Hypertension and nephrology

FEBRUARY 20, 2019

[Statins for elderly people, in primary prevention?]


[In a recent, retrospective cohort study, statin usage in primary prevention was found being not beneficial for patients (i) without diabetes over 75 years of age, and (ii) with diabetes over 85 years of age (75-84 years total mortality of diabetics was also lower). These findings are in sharp contrast to the two outstanding, double-blind, placebo controlled, randomized, a primary prevention studies done with rosuvastatin. Of these, 50% reduction in LDL-C in JUPITER was associated with a 50% reduction in risk and 25% reduction in LDL-C in HOPE-3 with 25% reduction in risk. Furthermore, subgroup analyzes did not indicate lower efficacy for the elderly. The recommendation of the European Atherosclerosis Society for primary preventions of the elderlies recommending consideration of statin use in these cases (Class IIa) is particularly relevant, especially in the presence of other risk factors such as hypertension. In the primary prevention lipid treatment, we can see quite clearly till 75 years of age and hopefully, we will even further after learning about the results of STAREE, a study that is designed to elderly and in which 40 mg atorvastatin is applied.]

Clinical Oncology

FEBRUARY 10, 2018

[The role of early clinical studies in oncology]

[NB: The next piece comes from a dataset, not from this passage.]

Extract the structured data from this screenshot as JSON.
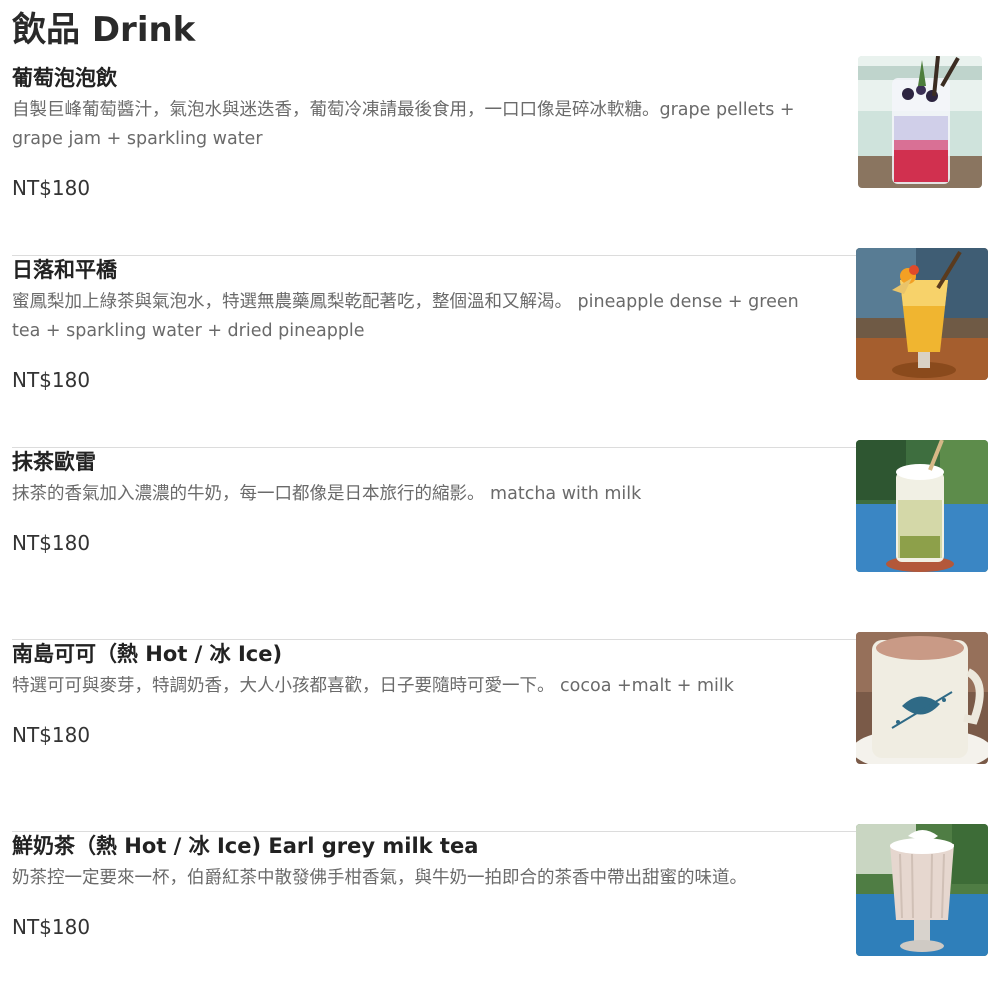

[Although the basic theory of the early development of different drug groups is identical, due to their various pharmacological characteristics the design of the studies, the starting safe dose and the selection of the pharmacologic and therapeutic end-points show signifi cant differences. The development process of drugs is usually divided into two functionally different parts, the learning and the confi rming phases, respectively. The aim of the fi rst part is the description of the suggested targets, the mechanism of action in humans and the characterization of the drug-linked biomarkers. This section contains the microdose (phase 0), phase I and II studies. The end-point of this part is the proof of the underlying concept which was developed on the basis of the non-clinical studies. According to the internationally accepted terminology, this strategically important point is called the Proof of Concept (POC). Upon POC it has to be decided whether the drug-candidate possesses those qualities which make it worthwhile to perform human phase III studies, treating the statistically required number of patients for proving the good therapeutic effi cacy and safety of the drug. This section of the drug development is called the confi rmatory phase. The use of highly sophisticated technology opened the possibility to apply microdoses in humans for studying the pharmacokinetics and pharmacodynamics of new drugs as well as the characteristics of human biomarkers at very low, harmless drug doses. This approach made possible to draw important conclusions on the usefulness of biomarkers for the clinical practice even following the fi rst drug-application. The planning of phases I and II studies, the calculation of the applicable doses, the selection of the pharmacologic and therapeutic end-points, the use of biomarkers, are all based on the concept of translational medicine and are essentially dependent on the results obtained both in animal experiments and human microdose studies.]